Your assignment: Say how many of the lines below contain the word "масса"; nothing else belongs in the answer.

Data records:
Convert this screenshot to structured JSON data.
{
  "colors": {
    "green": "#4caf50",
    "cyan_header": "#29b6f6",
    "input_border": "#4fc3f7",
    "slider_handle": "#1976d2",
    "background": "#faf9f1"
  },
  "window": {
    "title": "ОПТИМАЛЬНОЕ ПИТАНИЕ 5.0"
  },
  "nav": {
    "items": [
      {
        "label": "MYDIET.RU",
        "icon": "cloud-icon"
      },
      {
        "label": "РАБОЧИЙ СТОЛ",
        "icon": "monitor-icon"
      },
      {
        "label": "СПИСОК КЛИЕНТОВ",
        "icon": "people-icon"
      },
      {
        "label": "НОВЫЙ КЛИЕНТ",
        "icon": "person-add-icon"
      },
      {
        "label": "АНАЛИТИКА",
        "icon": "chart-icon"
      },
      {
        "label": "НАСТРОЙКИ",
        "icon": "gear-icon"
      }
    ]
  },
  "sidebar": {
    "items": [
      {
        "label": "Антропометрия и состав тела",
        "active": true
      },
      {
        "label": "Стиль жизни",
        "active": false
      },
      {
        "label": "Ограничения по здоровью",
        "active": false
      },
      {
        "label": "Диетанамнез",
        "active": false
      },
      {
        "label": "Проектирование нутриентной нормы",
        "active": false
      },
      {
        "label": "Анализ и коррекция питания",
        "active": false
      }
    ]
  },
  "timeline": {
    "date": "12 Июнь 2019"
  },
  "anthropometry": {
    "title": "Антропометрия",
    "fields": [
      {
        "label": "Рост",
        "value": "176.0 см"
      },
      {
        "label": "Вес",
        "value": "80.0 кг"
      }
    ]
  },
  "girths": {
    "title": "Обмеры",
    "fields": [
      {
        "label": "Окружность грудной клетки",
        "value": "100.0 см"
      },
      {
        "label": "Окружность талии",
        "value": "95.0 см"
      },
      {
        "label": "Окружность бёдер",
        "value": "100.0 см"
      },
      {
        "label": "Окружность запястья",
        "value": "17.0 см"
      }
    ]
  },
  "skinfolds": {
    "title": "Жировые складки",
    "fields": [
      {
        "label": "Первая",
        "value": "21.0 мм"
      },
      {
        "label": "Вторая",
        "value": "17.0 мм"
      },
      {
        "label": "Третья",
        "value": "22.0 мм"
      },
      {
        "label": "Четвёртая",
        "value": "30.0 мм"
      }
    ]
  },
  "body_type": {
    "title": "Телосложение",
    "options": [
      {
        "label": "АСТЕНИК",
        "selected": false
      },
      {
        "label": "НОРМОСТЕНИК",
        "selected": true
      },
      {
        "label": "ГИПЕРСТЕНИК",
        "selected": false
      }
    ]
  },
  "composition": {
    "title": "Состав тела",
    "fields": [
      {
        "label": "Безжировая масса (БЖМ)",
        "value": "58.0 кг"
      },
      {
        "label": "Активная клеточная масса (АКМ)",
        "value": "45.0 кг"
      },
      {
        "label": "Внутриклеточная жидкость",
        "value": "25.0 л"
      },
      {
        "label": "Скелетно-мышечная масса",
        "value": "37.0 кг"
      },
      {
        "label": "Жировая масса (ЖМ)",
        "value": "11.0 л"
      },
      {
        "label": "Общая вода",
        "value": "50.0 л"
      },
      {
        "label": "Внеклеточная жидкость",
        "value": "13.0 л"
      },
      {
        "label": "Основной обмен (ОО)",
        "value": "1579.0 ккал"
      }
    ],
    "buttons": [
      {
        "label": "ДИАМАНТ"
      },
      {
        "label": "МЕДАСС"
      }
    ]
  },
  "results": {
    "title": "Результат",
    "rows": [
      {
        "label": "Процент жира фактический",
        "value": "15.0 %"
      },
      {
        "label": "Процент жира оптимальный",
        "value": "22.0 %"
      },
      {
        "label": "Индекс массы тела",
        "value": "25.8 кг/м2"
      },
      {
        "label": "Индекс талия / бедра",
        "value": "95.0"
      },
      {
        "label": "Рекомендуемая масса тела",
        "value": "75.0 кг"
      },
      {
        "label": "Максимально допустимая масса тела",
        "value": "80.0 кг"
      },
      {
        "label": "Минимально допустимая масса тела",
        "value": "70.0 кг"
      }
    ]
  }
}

Answer to this exercise: 7